I would describe Ng’s literary ancestors as equal parts Jane Austen, Edith Wharton, and Barbara Kingsolver. Little Fires Everywhere adeptly portrays the characters within their social environment (à la Austen), whether in the middle-class suburbs, a local high school, or a New York art school. Within these various locales, Ng remains attentive to how class status shades all the characters’ interactions (à la Wharton). Ng writes what often feels like magical realism in which there is no supernatural magic— only the surprises and reversals that even the most ordinary life can contain (à la Kingsolver).
What most impressed me, however, was Ng’s ability to capture the characters’ various, and often conflicting, perspectives, show the limitations of each outlook, and yet still maintain empathy for each of the characters. Ng balances so much in her character work, connecting her to the best of nineteenth-century realism, while she elevates the mundane in a way that feels magical yet modern. Ng directly confronts issues of motherhood which will elicit strong opinions from readers, making Little Fires Everywhere a perfect book to read with a friend, in a book club, in a college classroom, etc. (To paraphrase Dr. Seuss, I will read it in the car. I will read it in a bar.)

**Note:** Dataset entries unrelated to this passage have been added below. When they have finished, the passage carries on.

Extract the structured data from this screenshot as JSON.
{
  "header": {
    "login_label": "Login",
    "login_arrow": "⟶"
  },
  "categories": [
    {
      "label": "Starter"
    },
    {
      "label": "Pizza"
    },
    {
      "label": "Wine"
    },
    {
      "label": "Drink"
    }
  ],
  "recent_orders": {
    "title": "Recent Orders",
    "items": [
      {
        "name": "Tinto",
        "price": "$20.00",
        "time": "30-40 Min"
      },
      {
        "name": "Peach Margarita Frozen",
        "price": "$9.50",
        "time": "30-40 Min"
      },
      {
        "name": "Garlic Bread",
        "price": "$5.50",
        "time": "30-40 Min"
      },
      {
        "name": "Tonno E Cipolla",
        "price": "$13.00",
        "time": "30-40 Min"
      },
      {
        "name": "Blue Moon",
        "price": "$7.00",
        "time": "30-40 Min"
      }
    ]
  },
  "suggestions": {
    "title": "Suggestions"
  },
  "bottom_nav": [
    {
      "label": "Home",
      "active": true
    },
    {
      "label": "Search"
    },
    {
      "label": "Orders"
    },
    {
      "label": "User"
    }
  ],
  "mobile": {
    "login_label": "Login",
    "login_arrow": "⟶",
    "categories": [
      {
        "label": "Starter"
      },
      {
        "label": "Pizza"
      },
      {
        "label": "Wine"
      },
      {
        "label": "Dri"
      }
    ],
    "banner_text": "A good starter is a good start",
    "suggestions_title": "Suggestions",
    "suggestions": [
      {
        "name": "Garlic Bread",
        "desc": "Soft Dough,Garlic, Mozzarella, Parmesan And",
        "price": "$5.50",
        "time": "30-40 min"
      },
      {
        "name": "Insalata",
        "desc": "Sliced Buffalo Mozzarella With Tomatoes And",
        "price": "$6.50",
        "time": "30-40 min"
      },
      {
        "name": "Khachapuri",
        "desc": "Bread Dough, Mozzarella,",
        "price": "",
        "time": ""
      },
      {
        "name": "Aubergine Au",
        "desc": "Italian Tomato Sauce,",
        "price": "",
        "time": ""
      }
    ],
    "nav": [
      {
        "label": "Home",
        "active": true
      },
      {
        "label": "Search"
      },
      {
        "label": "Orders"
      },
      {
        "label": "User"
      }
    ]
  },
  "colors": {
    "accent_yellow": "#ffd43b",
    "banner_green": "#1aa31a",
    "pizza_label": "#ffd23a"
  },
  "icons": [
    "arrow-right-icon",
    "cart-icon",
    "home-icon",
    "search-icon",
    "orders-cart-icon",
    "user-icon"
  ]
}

What’s more, Ng renders exquisite prose. Her combination of first-rate storytelling and beautiful style is one to be appreciated by readers and envied by fellow writers. Little Fires Everywhere’s pacing is swift. It’s what I think of as a third-arm book that you drag around wherever you go so you can continue reading. (I even stayed up late to finish the book rather than wait for another sunrise to reach the end.) In fact, after devouring the novel during my first reading, I’m eager to savor it again at a more leisurely pace.
While ultimately more hopeful in tone than her strong debut novel, Everything I Never Told You, Little Fires Everywhere is equally compelling. If you’ve never read Ng’s work, her novels are a treat for readers. You can’t go wrong with adding either of her novels to your bookshelf.